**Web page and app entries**

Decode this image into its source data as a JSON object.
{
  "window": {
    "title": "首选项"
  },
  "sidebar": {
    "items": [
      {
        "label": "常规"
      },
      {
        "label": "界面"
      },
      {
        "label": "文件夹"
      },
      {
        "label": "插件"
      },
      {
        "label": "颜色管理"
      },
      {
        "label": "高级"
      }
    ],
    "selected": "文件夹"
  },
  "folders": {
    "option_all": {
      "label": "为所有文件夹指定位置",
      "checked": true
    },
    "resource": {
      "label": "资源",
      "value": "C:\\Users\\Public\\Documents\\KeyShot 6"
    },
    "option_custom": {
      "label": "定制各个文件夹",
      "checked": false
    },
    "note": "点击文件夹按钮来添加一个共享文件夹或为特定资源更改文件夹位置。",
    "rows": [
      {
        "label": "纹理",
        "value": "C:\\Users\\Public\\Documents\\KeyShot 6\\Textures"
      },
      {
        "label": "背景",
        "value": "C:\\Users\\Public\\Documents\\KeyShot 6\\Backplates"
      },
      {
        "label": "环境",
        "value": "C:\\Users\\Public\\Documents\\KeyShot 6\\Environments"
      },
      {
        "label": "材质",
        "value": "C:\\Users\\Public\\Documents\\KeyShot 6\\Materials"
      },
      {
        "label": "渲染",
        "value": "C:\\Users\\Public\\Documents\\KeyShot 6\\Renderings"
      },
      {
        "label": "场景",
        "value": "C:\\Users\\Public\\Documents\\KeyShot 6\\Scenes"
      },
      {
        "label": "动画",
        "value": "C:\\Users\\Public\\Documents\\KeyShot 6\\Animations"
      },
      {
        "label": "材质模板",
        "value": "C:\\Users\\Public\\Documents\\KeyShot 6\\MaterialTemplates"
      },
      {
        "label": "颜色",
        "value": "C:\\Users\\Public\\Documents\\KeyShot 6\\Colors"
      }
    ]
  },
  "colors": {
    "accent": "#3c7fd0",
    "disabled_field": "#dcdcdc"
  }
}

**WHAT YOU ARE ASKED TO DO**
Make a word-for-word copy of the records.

**EXPECTED ANSWER**
Decode this image into its source data as a JSON object.
{
  "window": {
    "title": "首选项"
  },
  "sidebar": {
    "items": [
      {
        "label": "常规"
      },
      {
        "label": "界面"
      },
      {
        "label": "文件夹"
      },
      {
        "label": "插件"
      },
      {
        "label": "颜色管理"
      },
      {
        "label": "高级"
      }
    ],
    "selected": "文件夹"
  },
  "folders": {
    "option_all": {
      "label": "为所有文件夹指定位置",
      "checked": true
    },
    "resource": {
      "label": "资源",
      "value": "C:\\Users\\Public\\Documents\\KeyShot 6"
    },
    "option_custom": {
      "label": "定制各个文件夹",
      "checked": false
    },
    "note": "点击文件夹按钮来添加一个共享文件夹或为特定资源更改文件夹位置。",
    "rows": [
      {
        "label": "纹理",
        "value": "C:\\Users\\Public\\Documents\\KeyShot 6\\Textures"
      },
      {
        "label": "背景",
        "value": "C:\\Users\\Public\\Documents\\KeyShot 6\\Backplates"
      },
      {
        "label": "环境",
        "value": "C:\\Users\\Public\\Documents\\KeyShot 6\\Environments"
      },
      {
        "label": "材质",
        "value": "C:\\Users\\Public\\Documents\\KeyShot 6\\Materials"
      },
      {
        "label": "渲染",
        "value": "C:\\Users\\Public\\Documents\\KeyShot 6\\Renderings"
      },
      {
        "label": "场景",
        "value": "C:\\Users\\Public\\Documents\\KeyShot 6\\Scenes"
      },
      {
        "label": "动画",
        "value": "C:\\Users\\Public\\Documents\\KeyShot 6\\Animations"
      },
      {
        "label": "材质模板",
        "value": "C:\\Users\\Public\\Documents\\KeyShot 6\\MaterialTemplates"
      },
      {
        "label": "颜色",
        "value": "C:\\Users\\Public\\Documents\\KeyShot 6\\Colors"
      }
    ]
  },
  "colors": {
    "accent": "#3c7fd0",
    "disabled_field": "#dcdcdc"
  }
}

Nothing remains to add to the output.